From the pioneers of bluegrass to the deep devotion of gospel, from the sounds of Carolina beach music to the roots of blues and rock – music is deeply ingrained in the culture of my home state. We value our rich and diverse musical heritage in North Carolina, as we do the many great legacy artists who can claim Carolina roots such as James Taylor, Earl Scruggs, John Coltrane, and Little Eva. That is why I’ve introduced legislation to ensure that digital radio services that profit from playing this music value it too.
Through a quirk of history, songs recorded before February 15, 1972, are protected under state law while songs recorded after that date are protected under federal law. This has led to a situation where some digital radio stations have decided they can stop paying for the performance of pre-’72 recordings under federal law. These same companies are also claiming that they do not have to pay older artists and rights holders under state law either – arguing that state law does not cover their digital services. Under this reasoning, the legacy recording artists, who have added so much to our country’s musical tradition, are currently being shortchanged by some of the biggest services. Some estimates put the total royalties lost last year by these pre-‘72 artists and rights owners at $60 million.
It is purely a historical anomaly that resulted in recordings released before the arbitrary date of February 15, 1972, not being covered by federal copyright law. There is no rational explanation for the situation that exists today but fortunately there is a very simple and straightforward way to make it right.
There is also reason to act now. This glitch in federal copyright law has gone decades without really being noticed. But in the context of today’s world of digital music, its impact is being felt like never before. Up to 15 percent of all the music on some digital radio services was recorded before 1972. There are entire channels dedicated to it, and yet some services provide no compensation to the recording artists who brought it to life. The glitch has now become a glaring problem.
This situation has also led to several lawsuits at the state level as artists attempt to assert their rights under a patchwork of state copyright law. This is a costly and complicated outcome for everyone, and provides further impetus for Congress to act and provide legal clarity for our legacy artists and growing digital music platforms.
Legislation I have introduced – the Respecting Senior Performers as Essential Cultural Treasures or “RESPECT” Act - would require any digital radio service that benefits from the current federal statutory license to make royalty payments for songs recorded before 1972 in exactly the same way they now pay for songs recorded after 1972. It means that Little Eva’s original version of “The Loco-Motion” that shot to #1 in 1964 would get the same treatment as Grand Funk Railroad’s #1 cover of that same song from 1974, or Kylie Minogue’s hit reprisal in 1988.

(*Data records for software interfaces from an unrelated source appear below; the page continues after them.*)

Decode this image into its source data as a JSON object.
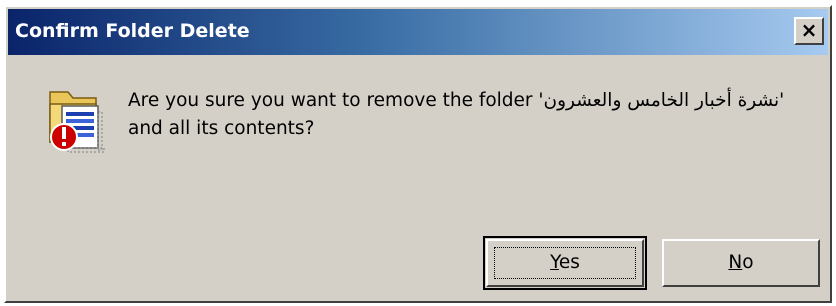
{
  "window": {
    "title": "Confirm Folder Delete",
    "close_glyph": "×"
  },
  "dialog": {
    "icon": "folder-delete-warning-icon",
    "message_prefix": "Are you sure you want to remove the folder '",
    "folder_name": "نشرة أخبار الخامس والعشرون",
    "message_suffix": "' and all its contents?"
  },
  "buttons": {
    "yes": {
      "mnemonic": "Y",
      "rest": "es"
    },
    "no": {
      "mnemonic": "N",
      "rest": "o"
    }
  },
  "colors": {
    "titlebar_start": "#0a246a",
    "titlebar_end": "#a6caf0",
    "dialog_face": "#d4d0c8",
    "warning_red": "#cc0000"
  }
}
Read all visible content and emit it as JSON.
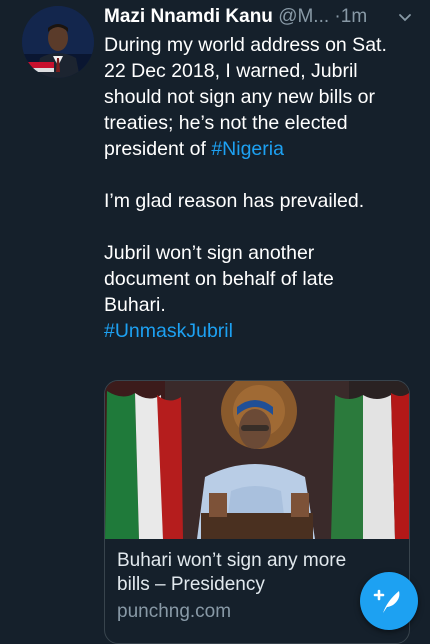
{
  "tweet": {
    "author_name": "Mazi Nnamdi Kanu",
    "author_handle": "@M...",
    "separator": "·",
    "time": "1m",
    "body": {
      "para1_prefix": "During my world address on  Sat.\n22 Dec 2018, I warned, Jubril\nshould not sign any new bills or\ntreaties; he’s not the elected\npresident of ",
      "para1_hashtag": "#Nigeria",
      "para2": "I’m glad reason has prevailed.",
      "para3": "Jubril won’t sign another\ndocument on behalf of late\nBuhari.",
      "hashtag2": "#UnmaskJubril"
    },
    "link_card": {
      "title": "Buhari won’t sign any more\nbills – Presidency",
      "domain": "punchng.com"
    }
  },
  "colors": {
    "background": "#15202b",
    "accent": "#1da1f2",
    "secondary_text": "#8899a6"
  },
  "icons": {
    "menu": "chevron-down-icon",
    "compose": "compose-tweet-icon"
  }
}
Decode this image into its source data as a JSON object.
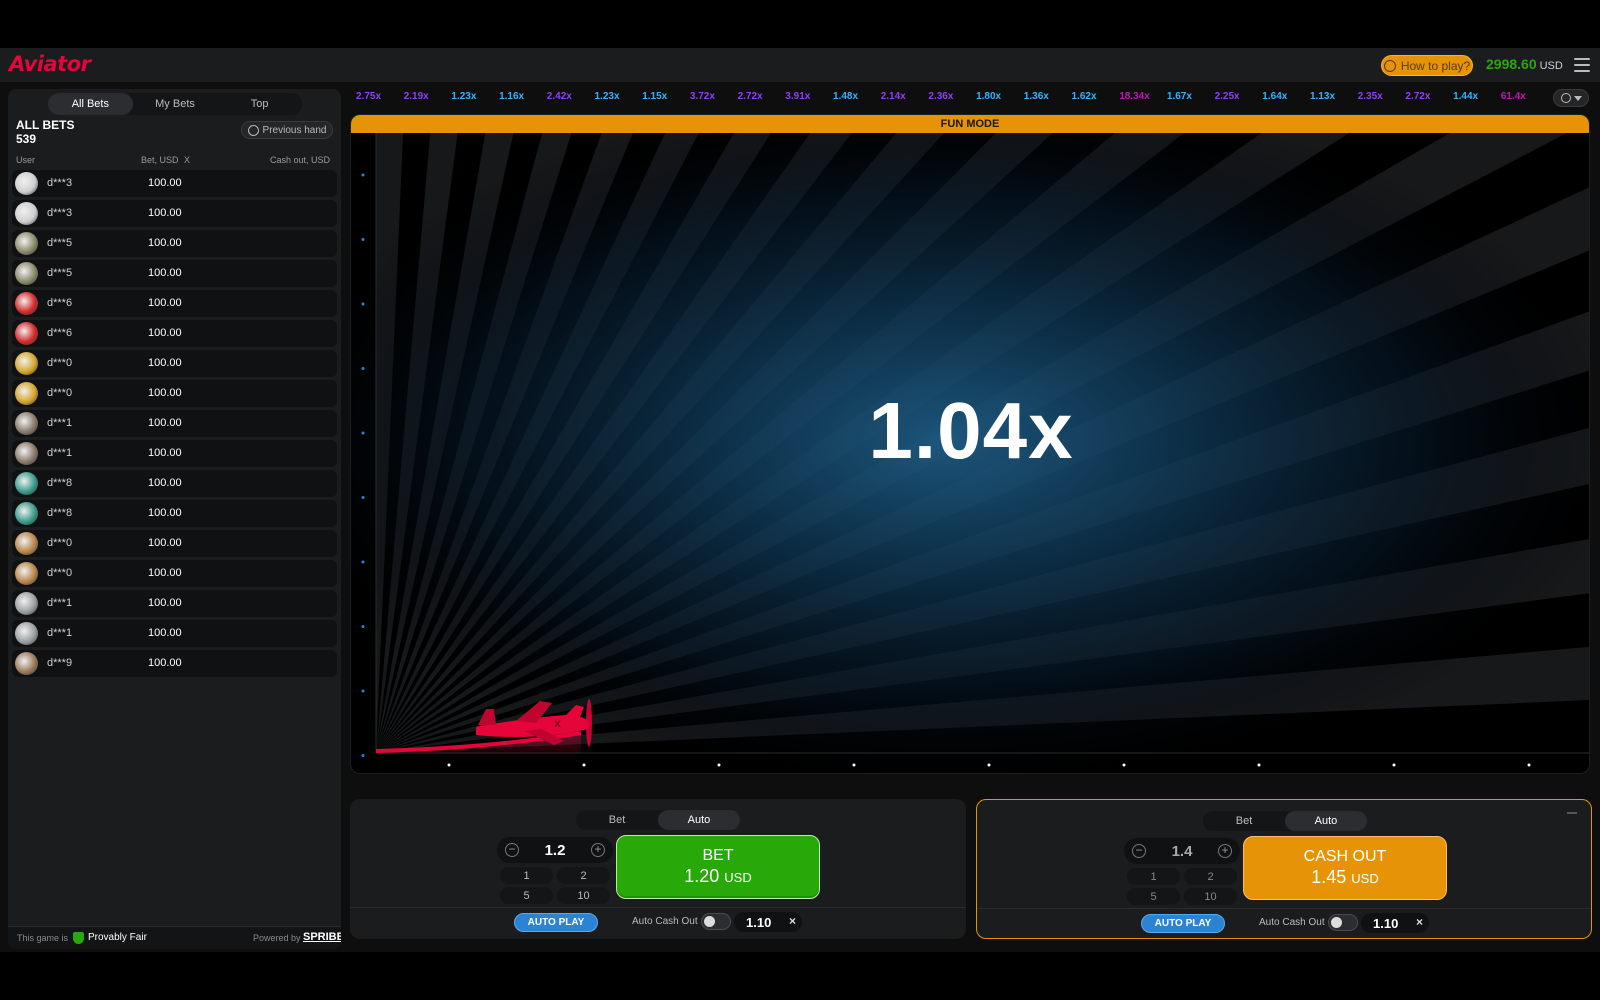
{
  "header": {
    "logo": "Aviator",
    "how_to_play": "How to play?",
    "balance": "2998.60",
    "currency": "USD"
  },
  "left_panel": {
    "tabs": [
      "All Bets",
      "My Bets",
      "Top"
    ],
    "active_tab": "All Bets",
    "title": "ALL BETS",
    "count": "539",
    "previous_hand": "Previous hand",
    "columns": {
      "user": "User",
      "bet": "Bet, USD",
      "x": "X",
      "cashout": "Cash out, USD"
    },
    "bets": [
      {
        "user": "d***3",
        "amount": "100.00",
        "avatar_color": "#cfcfcf"
      },
      {
        "user": "d***3",
        "amount": "100.00",
        "avatar_color": "#cfcfcf"
      },
      {
        "user": "d***5",
        "amount": "100.00",
        "avatar_color": "#8a8a6a"
      },
      {
        "user": "d***5",
        "amount": "100.00",
        "avatar_color": "#8a8a6a"
      },
      {
        "user": "d***6",
        "amount": "100.00",
        "avatar_color": "#d42a2a"
      },
      {
        "user": "d***6",
        "amount": "100.00",
        "avatar_color": "#d42a2a"
      },
      {
        "user": "d***0",
        "amount": "100.00",
        "avatar_color": "#d6a62a"
      },
      {
        "user": "d***0",
        "amount": "100.00",
        "avatar_color": "#d6a62a"
      },
      {
        "user": "d***1",
        "amount": "100.00",
        "avatar_color": "#8a7a6a"
      },
      {
        "user": "d***1",
        "amount": "100.00",
        "avatar_color": "#8a7a6a"
      },
      {
        "user": "d***8",
        "amount": "100.00",
        "avatar_color": "#3a9a8a"
      },
      {
        "user": "d***8",
        "amount": "100.00",
        "avatar_color": "#3a9a8a"
      },
      {
        "user": "d***0",
        "amount": "100.00",
        "avatar_color": "#b8864a"
      },
      {
        "user": "d***0",
        "amount": "100.00",
        "avatar_color": "#b8864a"
      },
      {
        "user": "d***1",
        "amount": "100.00",
        "avatar_color": "#9aa0a0"
      },
      {
        "user": "d***1",
        "amount": "100.00",
        "avatar_color": "#9aa0a0"
      },
      {
        "user": "d***9",
        "amount": "100.00",
        "avatar_color": "#9a7a5a"
      }
    ],
    "footer": {
      "this_game_is": "This game is",
      "provably_fair": "Provably Fair",
      "powered_by": "Powered by",
      "brand": "SPRIBE"
    }
  },
  "history": [
    {
      "value": "2.75x",
      "color": "#913ef8"
    },
    {
      "value": "2.19x",
      "color": "#913ef8"
    },
    {
      "value": "1.23x",
      "color": "#34b4ff"
    },
    {
      "value": "1.16x",
      "color": "#34b4ff"
    },
    {
      "value": "2.42x",
      "color": "#913ef8"
    },
    {
      "value": "1.23x",
      "color": "#34b4ff"
    },
    {
      "value": "1.15x",
      "color": "#34b4ff"
    },
    {
      "value": "3.72x",
      "color": "#913ef8"
    },
    {
      "value": "2.72x",
      "color": "#913ef8"
    },
    {
      "value": "3.91x",
      "color": "#913ef8"
    },
    {
      "value": "1.48x",
      "color": "#34b4ff"
    },
    {
      "value": "2.14x",
      "color": "#913ef8"
    },
    {
      "value": "2.36x",
      "color": "#913ef8"
    },
    {
      "value": "1.80x",
      "color": "#34b4ff"
    },
    {
      "value": "1.36x",
      "color": "#34b4ff"
    },
    {
      "value": "1.62x",
      "color": "#34b4ff"
    },
    {
      "value": "18.34x",
      "color": "#c017b4"
    },
    {
      "value": "1.67x",
      "color": "#34b4ff"
    },
    {
      "value": "2.25x",
      "color": "#913ef8"
    },
    {
      "value": "1.64x",
      "color": "#34b4ff"
    },
    {
      "value": "1.13x",
      "color": "#34b4ff"
    },
    {
      "value": "2.35x",
      "color": "#913ef8"
    },
    {
      "value": "2.72x",
      "color": "#913ef8"
    },
    {
      "value": "1.44x",
      "color": "#34b4ff"
    },
    {
      "value": "61.4x",
      "color": "#c017b4"
    }
  ],
  "game": {
    "banner": "FUN MODE",
    "multiplier": "1.04x"
  },
  "panels": [
    {
      "tabs": [
        "Bet",
        "Auto"
      ],
      "active_tab": "Auto",
      "stake": "1.2",
      "quick": [
        "1",
        "2",
        "5",
        "10"
      ],
      "button_title": "BET",
      "button_amount": "1.20",
      "button_currency": "USD",
      "auto_play": "AUTO PLAY",
      "auto_cash_out_label": "Auto Cash Out",
      "auto_cash_out_value": "1.10",
      "clear": "×"
    },
    {
      "tabs": [
        "Bet",
        "Auto"
      ],
      "active_tab": "Auto",
      "stake": "1.4",
      "quick": [
        "1",
        "2",
        "5",
        "10"
      ],
      "button_title": "CASH OUT",
      "button_amount": "1.45",
      "button_currency": "USD",
      "auto_play": "AUTO PLAY",
      "auto_cash_out_label": "Auto Cash Out",
      "auto_cash_out_value": "1.10",
      "clear": "×"
    }
  ],
  "colors": {
    "accent_red": "#e50539",
    "green": "#28a909",
    "orange": "#e69308",
    "blue": "#2a83d3"
  }
}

Every member of Congress can speak to the musical treasures from their home states. Every region of the country contributes to the American fabric of recordings that are the envy of the world. To discount the contributions of older artists, to use their property and not pay them while more recent artists get paid, is an inequity. The RESPECT Act corrects this situation and will help to ensure that, as all us enjoy their musical legacy, those who came before us and created some of our country’s greatest musical treasures get the RESPECT they deserve.
Holding has represented North Carolina's 13th Congrssional District since 2013. He sits on the Foreign Affairs and the Judiciary committees.